Saturday, 22 December 2012

Bah Humbug!

Contrast our miserable Nannyist state's 'Don't exceeed the recommended units', 'Don't drive the morning after a night out' and Don't forget that public transport ceases to exist at Christmas' messages with Belgium, where I spent a very pleasant time last weekend.

Over there, the conspicuous consumption of ultra-strong Christmas beers, gluhkriek and jenevers is almost compulsory and trains, buses and trams run 365 days a year. They even lay on extra buses after midnight on New Year's Eve to take the revellers home to their outlying villages. Just like they do in the U.K. (I wish).

Friday, 7 December 2012

Rose & Crown, Bebington

The Rose & Crown in Bebington Village is a Thwaites pub about a mile and a half from my house. It was my (very) regular for over 25 years. My first  visit was after my last day at Wirral Grammar School and from then on I could be found there on most days of the week listening to the juke box and playing darts. I captained the darts team and couldn't imagine it not being my local until marriage started to gradually curtail pub visits - as it does. It sold just two cask beers; Bitter and Mild, but in vast quantities.

It was a fixture in the GBG for over 20 years until changes in management and the perception that Thwaites' had lost their way took their toll. Still a very popular drinkers' pub (no food) the beer quality nowadays is pretty good and seasonal beers plus the odd guest have spiced up the range.

Finally getting to the point of this post, it's had a bit of a spruce up recently.
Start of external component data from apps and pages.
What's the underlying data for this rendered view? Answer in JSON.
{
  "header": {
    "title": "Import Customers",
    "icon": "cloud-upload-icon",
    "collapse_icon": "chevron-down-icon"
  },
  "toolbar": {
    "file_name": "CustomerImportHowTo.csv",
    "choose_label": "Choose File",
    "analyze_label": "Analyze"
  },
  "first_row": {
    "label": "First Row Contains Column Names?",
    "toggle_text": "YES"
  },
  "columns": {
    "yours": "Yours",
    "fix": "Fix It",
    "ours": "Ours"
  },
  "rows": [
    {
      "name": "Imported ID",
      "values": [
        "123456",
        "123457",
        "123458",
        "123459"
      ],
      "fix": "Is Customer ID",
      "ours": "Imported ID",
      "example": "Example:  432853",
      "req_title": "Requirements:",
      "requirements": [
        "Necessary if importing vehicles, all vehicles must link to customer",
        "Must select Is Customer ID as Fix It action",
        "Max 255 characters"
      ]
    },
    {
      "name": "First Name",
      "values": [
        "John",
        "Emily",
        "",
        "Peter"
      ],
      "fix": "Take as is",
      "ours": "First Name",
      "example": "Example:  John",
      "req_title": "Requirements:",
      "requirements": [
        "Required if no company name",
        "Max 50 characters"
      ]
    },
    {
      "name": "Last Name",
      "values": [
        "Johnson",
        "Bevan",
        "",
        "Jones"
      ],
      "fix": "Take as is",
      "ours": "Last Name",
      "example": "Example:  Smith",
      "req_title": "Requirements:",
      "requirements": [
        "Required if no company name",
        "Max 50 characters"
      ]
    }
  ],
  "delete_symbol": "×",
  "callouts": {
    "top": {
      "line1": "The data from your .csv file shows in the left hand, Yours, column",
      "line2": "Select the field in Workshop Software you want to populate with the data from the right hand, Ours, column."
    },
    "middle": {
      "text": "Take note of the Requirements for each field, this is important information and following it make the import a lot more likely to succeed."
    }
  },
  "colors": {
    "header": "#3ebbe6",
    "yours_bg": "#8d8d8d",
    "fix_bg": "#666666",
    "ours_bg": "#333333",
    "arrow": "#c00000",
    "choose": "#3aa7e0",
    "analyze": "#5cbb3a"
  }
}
Thwaites have been spending a few bob on their pubs and rolling out a new corporate image. You can see the difference  between the investment by the traditional pub-owning brewers and the total lack of it by most of the Pubcos who extract vast sums from their leaseholders while giving little or nothing back in return.

Anyway, it looks pretty smart externally and internally. Who pays you may ask? Amazingly, not the drinker. Thwaites Bitter which was £2.50 a pint previously is now down to £2.25!